- [PROBLEM STATEMENT] Copy out each line of the data below in which "text" appears.

======== DATA IN THIS EXERCISE ========

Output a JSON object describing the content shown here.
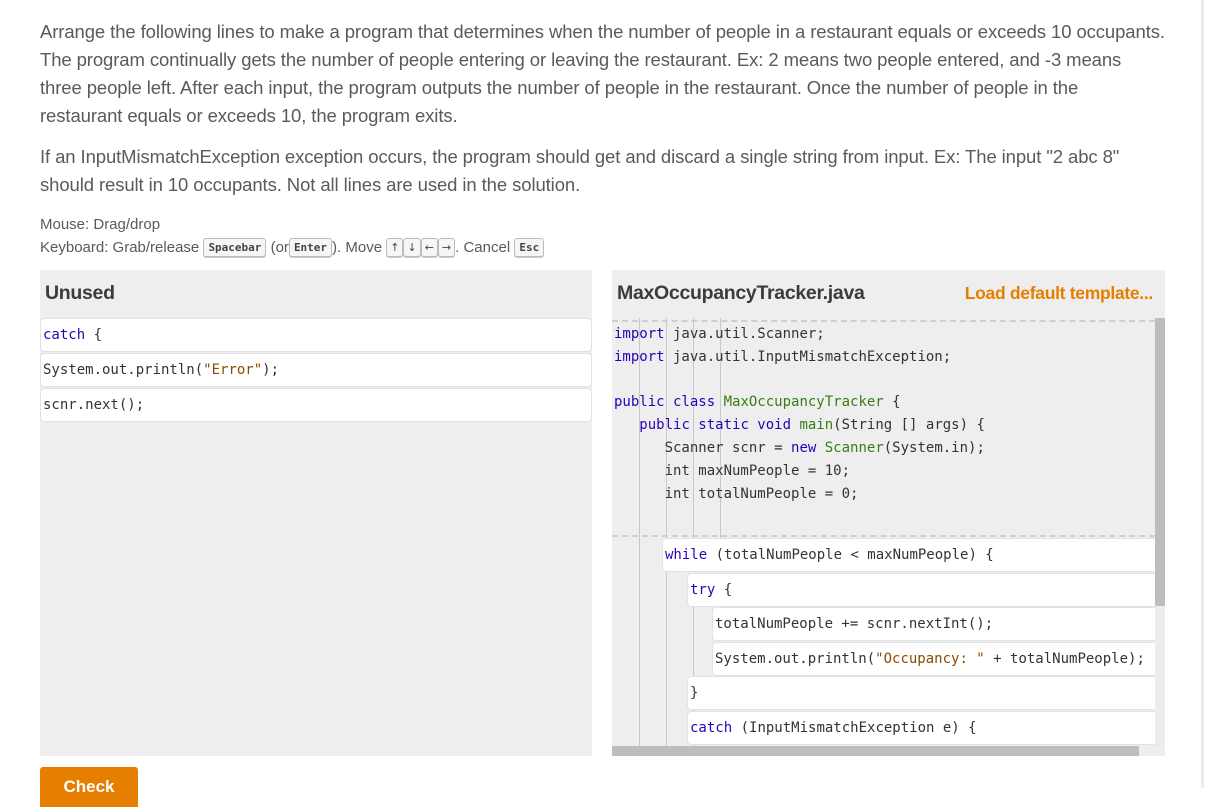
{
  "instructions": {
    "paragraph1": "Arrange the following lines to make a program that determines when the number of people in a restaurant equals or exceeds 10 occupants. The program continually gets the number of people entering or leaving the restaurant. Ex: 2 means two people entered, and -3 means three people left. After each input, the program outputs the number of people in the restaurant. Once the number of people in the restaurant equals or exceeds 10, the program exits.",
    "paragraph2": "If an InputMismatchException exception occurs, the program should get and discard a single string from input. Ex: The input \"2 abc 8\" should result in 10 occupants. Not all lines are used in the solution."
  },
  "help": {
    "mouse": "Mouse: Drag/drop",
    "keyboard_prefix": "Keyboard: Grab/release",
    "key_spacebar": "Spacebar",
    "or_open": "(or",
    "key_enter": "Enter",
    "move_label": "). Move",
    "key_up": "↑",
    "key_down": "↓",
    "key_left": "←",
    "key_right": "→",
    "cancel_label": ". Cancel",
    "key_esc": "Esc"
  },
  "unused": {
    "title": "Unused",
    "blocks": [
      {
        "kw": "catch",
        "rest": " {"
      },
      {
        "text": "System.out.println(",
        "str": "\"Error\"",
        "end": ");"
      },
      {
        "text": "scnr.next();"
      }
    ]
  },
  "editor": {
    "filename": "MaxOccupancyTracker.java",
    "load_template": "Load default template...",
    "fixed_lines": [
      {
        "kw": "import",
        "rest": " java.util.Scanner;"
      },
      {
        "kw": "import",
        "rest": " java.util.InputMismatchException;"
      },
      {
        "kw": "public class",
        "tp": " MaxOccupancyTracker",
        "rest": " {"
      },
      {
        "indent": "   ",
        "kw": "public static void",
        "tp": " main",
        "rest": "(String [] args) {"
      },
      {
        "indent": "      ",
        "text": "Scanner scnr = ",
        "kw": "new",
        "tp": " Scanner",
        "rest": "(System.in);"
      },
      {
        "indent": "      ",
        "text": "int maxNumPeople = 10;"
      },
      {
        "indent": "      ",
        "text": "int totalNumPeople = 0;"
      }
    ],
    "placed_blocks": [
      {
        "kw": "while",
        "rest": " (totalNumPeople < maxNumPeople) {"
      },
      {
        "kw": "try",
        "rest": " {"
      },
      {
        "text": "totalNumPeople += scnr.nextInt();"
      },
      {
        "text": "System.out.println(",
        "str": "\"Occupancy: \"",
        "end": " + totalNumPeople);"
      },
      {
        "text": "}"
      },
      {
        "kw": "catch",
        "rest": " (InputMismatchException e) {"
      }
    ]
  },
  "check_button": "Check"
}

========
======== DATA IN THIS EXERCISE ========

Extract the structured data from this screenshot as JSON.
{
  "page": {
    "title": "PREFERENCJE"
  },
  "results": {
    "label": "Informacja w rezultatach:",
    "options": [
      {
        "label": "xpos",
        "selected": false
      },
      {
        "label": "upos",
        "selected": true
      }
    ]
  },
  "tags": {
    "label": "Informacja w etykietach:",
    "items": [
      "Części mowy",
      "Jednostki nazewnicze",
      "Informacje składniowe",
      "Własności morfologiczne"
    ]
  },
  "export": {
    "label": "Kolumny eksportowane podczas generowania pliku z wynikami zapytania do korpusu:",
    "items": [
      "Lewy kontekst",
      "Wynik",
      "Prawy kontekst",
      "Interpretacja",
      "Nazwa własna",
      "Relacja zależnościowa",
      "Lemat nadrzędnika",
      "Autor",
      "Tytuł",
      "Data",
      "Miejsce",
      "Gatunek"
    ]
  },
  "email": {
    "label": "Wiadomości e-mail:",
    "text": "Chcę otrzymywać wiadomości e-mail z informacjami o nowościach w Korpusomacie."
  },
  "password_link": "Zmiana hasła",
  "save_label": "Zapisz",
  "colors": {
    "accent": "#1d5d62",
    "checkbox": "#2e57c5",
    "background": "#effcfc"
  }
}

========

- [EXERCISE SOLUTION]
        "text": "System.out.println(",
        "text": "scnr.next();"
        "text": "Scanner scnr = ",
        "text": "int maxNumPeople = 10;"
        "text": "int totalNumPeople = 0;"
        "text": "totalNumPeople += scnr.nextInt();"
        "text": "System.out.println(",
        "text": "}"
    "text": "Chcę otrzymywać wiadomości e-mail z informacjami o nowościach w Korpusomacie."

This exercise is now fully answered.